DATA EXTRACTS:
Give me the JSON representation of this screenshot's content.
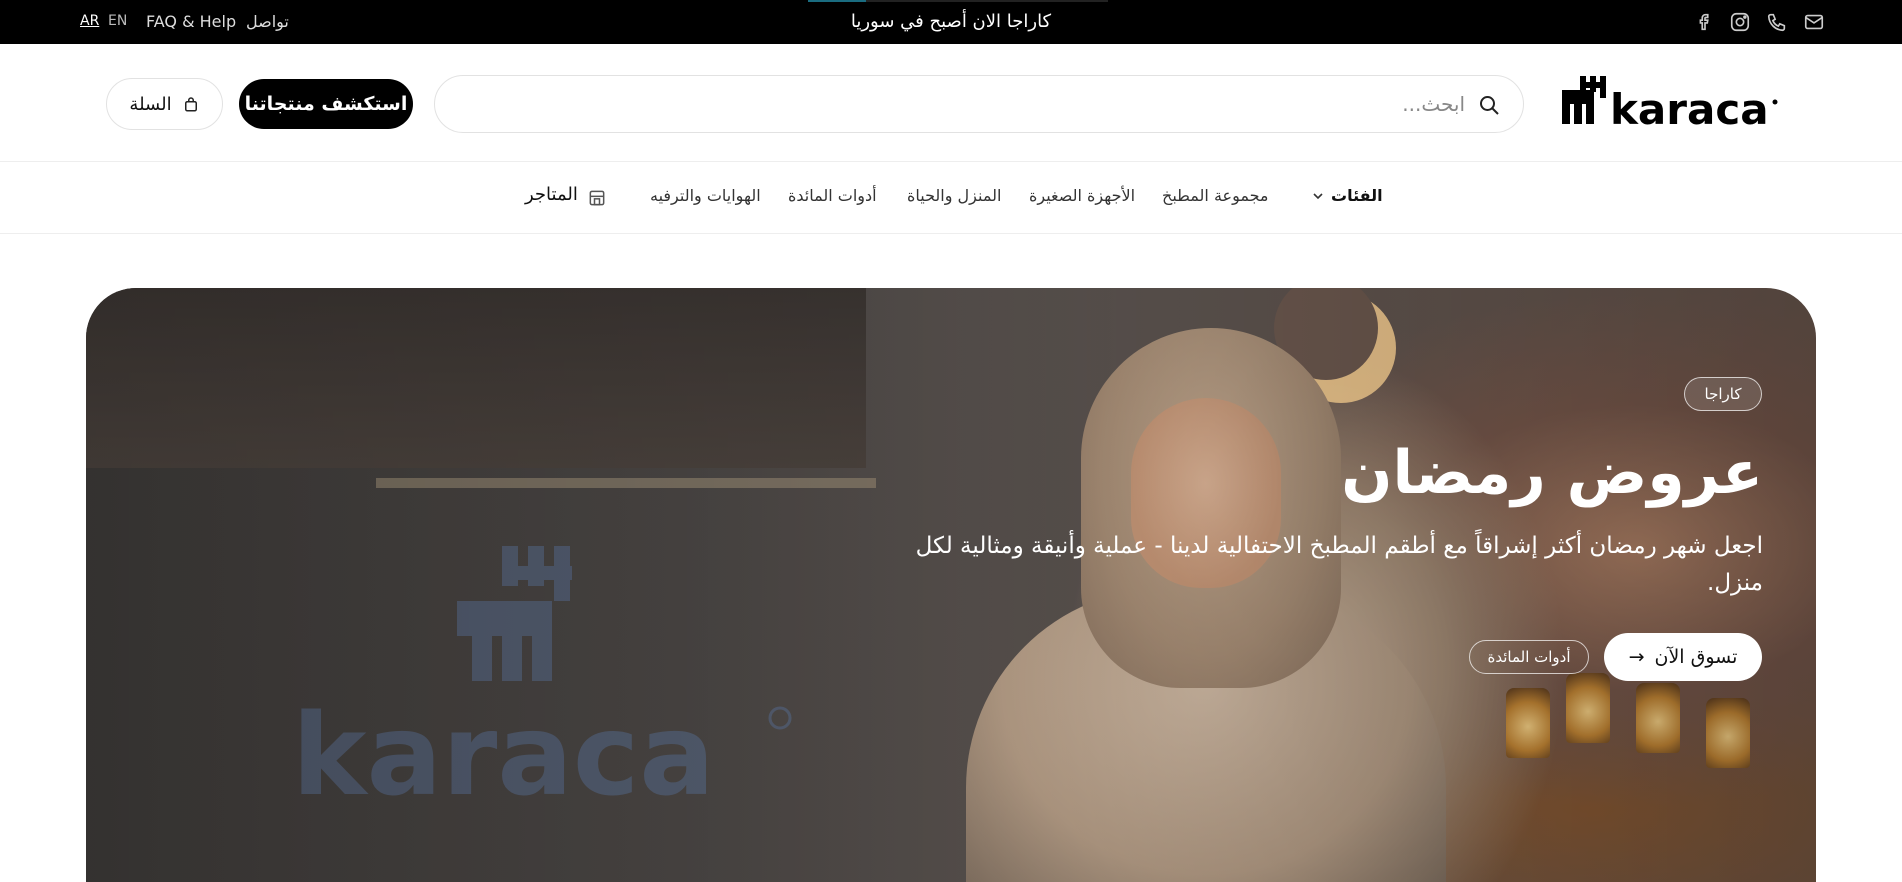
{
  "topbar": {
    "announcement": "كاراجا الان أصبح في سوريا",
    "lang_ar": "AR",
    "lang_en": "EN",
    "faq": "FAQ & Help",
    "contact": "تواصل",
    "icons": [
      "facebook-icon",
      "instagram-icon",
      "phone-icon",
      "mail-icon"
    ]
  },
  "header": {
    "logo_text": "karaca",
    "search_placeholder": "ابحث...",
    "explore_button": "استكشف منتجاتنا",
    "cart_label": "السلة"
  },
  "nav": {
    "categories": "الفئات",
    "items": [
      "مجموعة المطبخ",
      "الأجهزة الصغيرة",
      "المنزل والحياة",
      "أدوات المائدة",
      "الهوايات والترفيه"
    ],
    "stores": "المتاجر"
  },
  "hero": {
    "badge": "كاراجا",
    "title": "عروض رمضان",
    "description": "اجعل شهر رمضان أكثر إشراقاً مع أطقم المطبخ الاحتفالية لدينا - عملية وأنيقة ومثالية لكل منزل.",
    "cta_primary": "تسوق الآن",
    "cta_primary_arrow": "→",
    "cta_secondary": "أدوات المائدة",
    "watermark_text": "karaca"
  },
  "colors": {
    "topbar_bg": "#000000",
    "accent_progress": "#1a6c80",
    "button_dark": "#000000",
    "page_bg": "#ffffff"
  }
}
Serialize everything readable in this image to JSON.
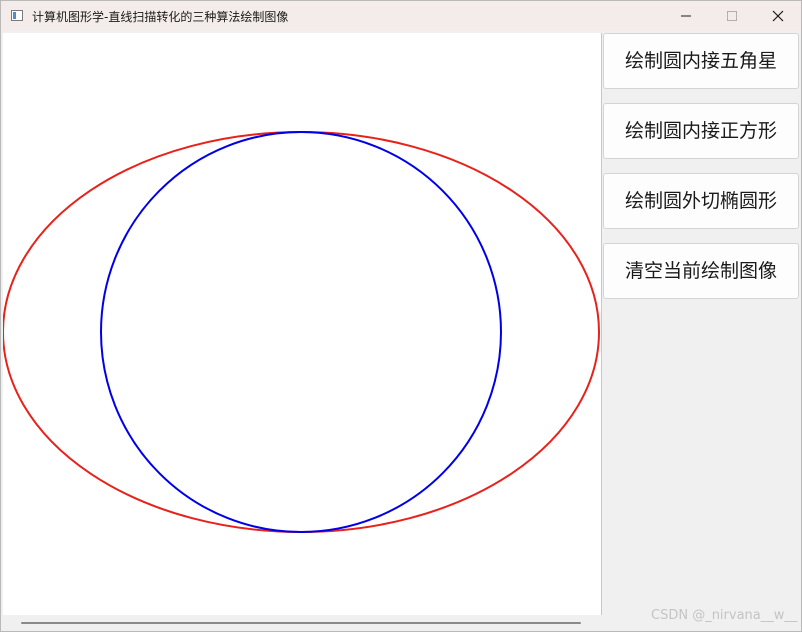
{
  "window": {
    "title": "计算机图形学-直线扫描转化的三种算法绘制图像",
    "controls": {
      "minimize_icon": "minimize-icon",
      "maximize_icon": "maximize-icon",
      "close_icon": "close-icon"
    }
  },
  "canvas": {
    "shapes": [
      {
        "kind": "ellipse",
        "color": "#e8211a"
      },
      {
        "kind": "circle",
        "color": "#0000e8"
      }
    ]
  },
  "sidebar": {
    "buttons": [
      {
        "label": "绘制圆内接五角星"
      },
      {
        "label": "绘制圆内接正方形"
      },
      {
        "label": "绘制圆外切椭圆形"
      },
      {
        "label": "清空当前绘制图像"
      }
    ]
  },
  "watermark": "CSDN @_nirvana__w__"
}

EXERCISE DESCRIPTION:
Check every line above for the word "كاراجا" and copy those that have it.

OUTPUT OF THE TASK:
    "announcement": "كاراجا الان أصبح في سوريا",
    "badge": "كاراجا",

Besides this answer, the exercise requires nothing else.